If your pay program for nonexempt employees isn’t kosher, you’ll likely be confronted with legal hassles.
Such hassles will result in having to pay back wages, overtime, liquidated or double damages. So, to prepare for payroll audits, the quality of your records is paramount.
Employees will be successful in suing your company – up to three years for willful errors and up to two years for non-willful errors.
A compliance program is important to avoid violating wage-and-hour laws.
You must implement and enforce policies that prevent your workers from working unpaid overtime.
Here are precautions to take:
1. Pay for employees’ work performed at different sites
If you have employees who work at multiple locations during the same week’s duration, total their hours correctly and pay them accordingly.
2. Don’t pay an average rate for different hours in the workweek
For instance, if an employee works 50 hours in one week and 30 hours the next week, you must pay overtime for the extra 10 hours in the first week. Therefore, don’t average the two weeks totaling 80 hours.
3. Pay for each of your workers’ hours – before and after business hours
Remember all activities, pre-work and post-work, must be paid. That includes seemingly minor tasks such as responding to off-hour emails and texts.
4. Pay for work during meal breaks
Make certain your software doesn’t deduct pay for meal breaks.
5. Pay for wait time
Employees’ waiting time must be compensated. Your workers who must wait to perform their duties should be paid.
That includes workers who have to spend their time waiting for work areas to be cleared after their shifts have started.
6. Pay for travel time
Naturally, you don’t have to pay for employees’ commute time. However, if your employees must travel to different work sites, they must be paid for it.
7. Pay for 1 ½ times of their hourly rate for overtime work
All of the hours employees work must be compensated, and overtime hours require time-and-a-half.
Additionally, pay for any bonuses, commissions and other incentives including shift differentials.
8. Accurately pay for all telecommuting
Make sure your telecommuting employees keep accurate records of their agreed-upon work hours. In advance of starting a telecommute schedule, this includes full documentation with a written, signed and dated agreement.
Keep an eye on their production. Make certain workers aren’t working over 40 hours a week unless more time is needed for your business.
The bottom-line: The right policies and implementation are vital. You never know when you’ll be required to prove your pay program is above board with documentation.
From the Coach’s Corner, here are relevant tips:

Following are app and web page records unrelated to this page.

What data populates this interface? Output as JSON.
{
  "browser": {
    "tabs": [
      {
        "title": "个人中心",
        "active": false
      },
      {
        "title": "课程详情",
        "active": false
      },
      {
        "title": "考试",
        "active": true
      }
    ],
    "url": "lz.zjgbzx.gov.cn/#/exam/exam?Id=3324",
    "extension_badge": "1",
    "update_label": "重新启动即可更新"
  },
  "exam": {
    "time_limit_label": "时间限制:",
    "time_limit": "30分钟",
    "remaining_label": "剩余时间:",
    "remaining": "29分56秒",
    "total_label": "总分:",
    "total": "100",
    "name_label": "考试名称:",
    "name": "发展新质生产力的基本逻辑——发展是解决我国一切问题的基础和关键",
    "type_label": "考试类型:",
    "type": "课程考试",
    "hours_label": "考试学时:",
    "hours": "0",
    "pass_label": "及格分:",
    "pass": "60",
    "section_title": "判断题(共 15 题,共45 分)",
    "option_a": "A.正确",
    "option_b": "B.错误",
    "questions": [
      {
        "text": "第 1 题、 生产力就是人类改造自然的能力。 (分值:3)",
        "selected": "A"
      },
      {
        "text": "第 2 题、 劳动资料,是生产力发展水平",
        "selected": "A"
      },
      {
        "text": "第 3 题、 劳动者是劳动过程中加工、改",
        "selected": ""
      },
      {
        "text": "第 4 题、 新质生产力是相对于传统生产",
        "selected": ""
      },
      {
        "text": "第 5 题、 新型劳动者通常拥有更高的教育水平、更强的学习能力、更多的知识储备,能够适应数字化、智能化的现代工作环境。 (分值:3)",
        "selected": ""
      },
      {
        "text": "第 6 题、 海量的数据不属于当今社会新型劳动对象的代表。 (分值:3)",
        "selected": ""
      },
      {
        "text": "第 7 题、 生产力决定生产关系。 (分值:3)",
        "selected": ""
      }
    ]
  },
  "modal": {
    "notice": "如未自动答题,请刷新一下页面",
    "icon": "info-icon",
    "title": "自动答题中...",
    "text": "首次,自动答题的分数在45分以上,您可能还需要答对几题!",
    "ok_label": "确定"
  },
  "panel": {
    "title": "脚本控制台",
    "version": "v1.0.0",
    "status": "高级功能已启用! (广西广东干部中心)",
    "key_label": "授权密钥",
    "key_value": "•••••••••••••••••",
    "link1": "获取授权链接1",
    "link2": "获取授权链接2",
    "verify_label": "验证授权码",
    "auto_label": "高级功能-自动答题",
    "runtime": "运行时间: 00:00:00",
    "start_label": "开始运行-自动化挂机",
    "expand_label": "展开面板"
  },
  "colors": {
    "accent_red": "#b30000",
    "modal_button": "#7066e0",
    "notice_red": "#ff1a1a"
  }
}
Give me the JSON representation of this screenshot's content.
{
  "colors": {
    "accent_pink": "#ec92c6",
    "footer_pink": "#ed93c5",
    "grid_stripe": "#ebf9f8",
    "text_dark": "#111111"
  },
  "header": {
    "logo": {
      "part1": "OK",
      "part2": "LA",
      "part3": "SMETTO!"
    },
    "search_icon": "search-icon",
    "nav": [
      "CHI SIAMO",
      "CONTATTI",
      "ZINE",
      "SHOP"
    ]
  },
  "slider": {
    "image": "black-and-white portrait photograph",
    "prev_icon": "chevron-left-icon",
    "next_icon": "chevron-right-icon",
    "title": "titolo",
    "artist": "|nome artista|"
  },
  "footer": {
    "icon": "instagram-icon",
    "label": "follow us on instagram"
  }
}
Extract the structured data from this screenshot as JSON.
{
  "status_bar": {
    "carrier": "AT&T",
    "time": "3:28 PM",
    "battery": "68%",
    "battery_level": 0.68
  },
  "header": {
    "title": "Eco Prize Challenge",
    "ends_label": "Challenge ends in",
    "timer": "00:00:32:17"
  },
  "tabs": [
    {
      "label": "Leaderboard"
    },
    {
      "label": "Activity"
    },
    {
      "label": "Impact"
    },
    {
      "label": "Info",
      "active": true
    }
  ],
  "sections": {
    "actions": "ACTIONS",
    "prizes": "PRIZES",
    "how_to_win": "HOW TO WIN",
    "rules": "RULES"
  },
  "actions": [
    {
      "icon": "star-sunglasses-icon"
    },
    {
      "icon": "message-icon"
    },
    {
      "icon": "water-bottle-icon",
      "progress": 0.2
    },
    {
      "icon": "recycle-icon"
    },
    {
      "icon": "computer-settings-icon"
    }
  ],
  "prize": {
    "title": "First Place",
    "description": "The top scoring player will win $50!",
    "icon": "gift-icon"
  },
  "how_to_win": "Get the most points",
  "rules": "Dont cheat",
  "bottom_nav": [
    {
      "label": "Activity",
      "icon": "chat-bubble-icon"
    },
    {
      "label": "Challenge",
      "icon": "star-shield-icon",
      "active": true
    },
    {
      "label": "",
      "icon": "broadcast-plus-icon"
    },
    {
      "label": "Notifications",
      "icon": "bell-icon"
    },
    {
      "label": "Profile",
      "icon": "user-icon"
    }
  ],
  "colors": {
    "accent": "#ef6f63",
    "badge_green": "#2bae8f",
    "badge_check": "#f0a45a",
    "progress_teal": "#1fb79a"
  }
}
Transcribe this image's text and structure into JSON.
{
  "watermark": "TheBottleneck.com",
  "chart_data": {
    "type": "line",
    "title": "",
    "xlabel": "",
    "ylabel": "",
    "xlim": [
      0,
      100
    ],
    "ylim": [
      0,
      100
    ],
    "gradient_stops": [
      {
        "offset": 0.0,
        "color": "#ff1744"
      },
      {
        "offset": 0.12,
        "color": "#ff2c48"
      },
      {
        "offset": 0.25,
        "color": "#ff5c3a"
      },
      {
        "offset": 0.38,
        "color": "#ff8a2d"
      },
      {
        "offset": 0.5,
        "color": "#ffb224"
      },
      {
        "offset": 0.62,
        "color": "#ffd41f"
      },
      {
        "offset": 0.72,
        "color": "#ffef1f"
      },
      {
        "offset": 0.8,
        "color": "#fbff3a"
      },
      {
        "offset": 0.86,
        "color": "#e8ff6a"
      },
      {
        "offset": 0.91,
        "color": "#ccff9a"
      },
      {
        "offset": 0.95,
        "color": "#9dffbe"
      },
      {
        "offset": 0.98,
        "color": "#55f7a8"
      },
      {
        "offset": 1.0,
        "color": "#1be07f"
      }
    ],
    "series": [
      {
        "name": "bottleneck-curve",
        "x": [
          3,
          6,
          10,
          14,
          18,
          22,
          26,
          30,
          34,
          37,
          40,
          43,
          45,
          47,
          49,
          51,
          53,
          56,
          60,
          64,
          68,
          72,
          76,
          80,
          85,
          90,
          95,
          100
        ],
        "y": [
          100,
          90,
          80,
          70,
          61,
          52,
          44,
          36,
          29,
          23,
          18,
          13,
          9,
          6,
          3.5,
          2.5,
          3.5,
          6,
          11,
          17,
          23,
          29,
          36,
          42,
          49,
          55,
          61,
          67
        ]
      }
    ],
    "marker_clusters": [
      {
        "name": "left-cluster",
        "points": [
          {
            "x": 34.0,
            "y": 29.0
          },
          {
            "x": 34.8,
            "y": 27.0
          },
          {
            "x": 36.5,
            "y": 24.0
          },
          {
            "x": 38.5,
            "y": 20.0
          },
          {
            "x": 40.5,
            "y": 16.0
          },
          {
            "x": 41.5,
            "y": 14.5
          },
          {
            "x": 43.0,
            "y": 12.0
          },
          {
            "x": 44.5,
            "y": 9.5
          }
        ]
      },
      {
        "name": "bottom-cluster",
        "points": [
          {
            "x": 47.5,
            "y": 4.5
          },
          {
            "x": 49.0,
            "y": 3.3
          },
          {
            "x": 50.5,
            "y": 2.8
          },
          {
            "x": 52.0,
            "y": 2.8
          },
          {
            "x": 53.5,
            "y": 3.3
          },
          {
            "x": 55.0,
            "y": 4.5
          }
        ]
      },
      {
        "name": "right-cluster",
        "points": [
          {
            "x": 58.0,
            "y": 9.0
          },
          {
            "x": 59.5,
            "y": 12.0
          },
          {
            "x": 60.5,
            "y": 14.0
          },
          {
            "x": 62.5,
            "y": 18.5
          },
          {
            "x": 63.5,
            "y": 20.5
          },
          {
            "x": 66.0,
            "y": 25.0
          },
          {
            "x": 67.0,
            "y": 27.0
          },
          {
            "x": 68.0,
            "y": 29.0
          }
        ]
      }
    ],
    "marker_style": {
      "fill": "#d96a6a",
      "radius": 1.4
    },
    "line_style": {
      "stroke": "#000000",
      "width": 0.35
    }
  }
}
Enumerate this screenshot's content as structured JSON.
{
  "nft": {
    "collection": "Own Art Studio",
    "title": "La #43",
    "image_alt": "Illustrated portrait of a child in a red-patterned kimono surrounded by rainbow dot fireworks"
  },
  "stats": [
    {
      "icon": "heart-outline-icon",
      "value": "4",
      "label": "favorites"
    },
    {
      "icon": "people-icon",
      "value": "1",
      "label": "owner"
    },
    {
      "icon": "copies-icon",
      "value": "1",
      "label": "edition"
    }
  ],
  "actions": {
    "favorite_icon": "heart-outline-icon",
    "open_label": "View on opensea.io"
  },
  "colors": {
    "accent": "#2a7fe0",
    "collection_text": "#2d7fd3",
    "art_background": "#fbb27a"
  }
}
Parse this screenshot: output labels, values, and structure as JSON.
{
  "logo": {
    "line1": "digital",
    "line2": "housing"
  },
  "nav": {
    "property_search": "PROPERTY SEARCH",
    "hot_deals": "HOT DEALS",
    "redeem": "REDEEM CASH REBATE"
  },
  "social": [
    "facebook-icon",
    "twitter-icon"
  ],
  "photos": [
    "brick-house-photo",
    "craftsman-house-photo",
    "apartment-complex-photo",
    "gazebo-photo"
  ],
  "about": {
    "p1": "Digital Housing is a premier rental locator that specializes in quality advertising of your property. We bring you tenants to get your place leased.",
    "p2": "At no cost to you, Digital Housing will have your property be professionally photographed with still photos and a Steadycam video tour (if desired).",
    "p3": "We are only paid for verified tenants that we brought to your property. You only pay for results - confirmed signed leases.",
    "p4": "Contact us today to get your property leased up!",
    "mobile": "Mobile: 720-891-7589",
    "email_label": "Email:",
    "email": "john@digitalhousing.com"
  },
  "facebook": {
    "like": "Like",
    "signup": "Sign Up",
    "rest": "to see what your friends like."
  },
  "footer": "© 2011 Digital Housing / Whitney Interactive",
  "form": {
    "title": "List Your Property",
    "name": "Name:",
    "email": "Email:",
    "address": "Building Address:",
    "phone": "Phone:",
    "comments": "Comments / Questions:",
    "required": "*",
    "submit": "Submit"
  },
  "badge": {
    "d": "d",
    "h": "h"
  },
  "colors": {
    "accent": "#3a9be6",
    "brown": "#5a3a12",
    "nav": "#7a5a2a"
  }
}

Employees – Overtime Pay Issues and FLSA Exempt Status — Many employers continue to violate wage and hour rules. To avoid costly and time-consuming legal hassles, you might want to review your overtime pay policy and all your exempt-employees’ status to comply with the Fair Labor Standards Act (FLSA).
Checklist to Audit Payroll Processes to Avoid Costly Mistakes — Payroll mistakes can be costly, if your company fails to comply with changes in the tax code. To avoid issues with the Department of Labor or the Internal Revenue Service, it’s best to review your payroll processes.
16 Best Practices to Stay out of Legal Trouble with Employees — Generally, in human resources, companies find themselves in legal hot water because they inadvertently make mistakes with their employees. It’s important to triple down on preventative measures and responses to legal hazards when necessary. Here are Biz Coach tips.
Employee Records: Which Ones to Save and for How Long — You don’t want to keep unnecessary employee records. Nor do you want to make a rash decision on whether to destroy records. Here are the laws you need to know.
The Planning That’s Vital to Pay Competitive Wages for Performance — Two of the most salient steps you can take in management – create a compensation plan that competitively pays your employees and rewards them for excellence. Enlightened compensation plans inspire performance and incentivize productivity.
Tips for Handling Your Employees’ Wage Garnishments — Handling wage garnishments of your employees’ paychecks – including communication – is a very sensitive issue. Here are four management tips.
“People are the most important thing. Business model and product will follow if you have the right people.”